Stored dataset items
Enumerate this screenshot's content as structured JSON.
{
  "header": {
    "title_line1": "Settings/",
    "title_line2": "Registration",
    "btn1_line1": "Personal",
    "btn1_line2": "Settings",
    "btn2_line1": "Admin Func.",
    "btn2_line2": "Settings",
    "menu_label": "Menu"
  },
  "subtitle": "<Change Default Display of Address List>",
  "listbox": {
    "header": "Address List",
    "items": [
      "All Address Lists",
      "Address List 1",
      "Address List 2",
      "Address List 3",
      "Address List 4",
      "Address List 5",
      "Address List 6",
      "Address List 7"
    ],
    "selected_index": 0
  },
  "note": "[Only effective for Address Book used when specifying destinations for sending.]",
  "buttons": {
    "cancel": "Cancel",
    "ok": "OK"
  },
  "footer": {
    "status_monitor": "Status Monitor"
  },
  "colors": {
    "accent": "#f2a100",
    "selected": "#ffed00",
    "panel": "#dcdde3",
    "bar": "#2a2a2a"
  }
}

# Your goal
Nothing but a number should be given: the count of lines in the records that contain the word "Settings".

# Response below
3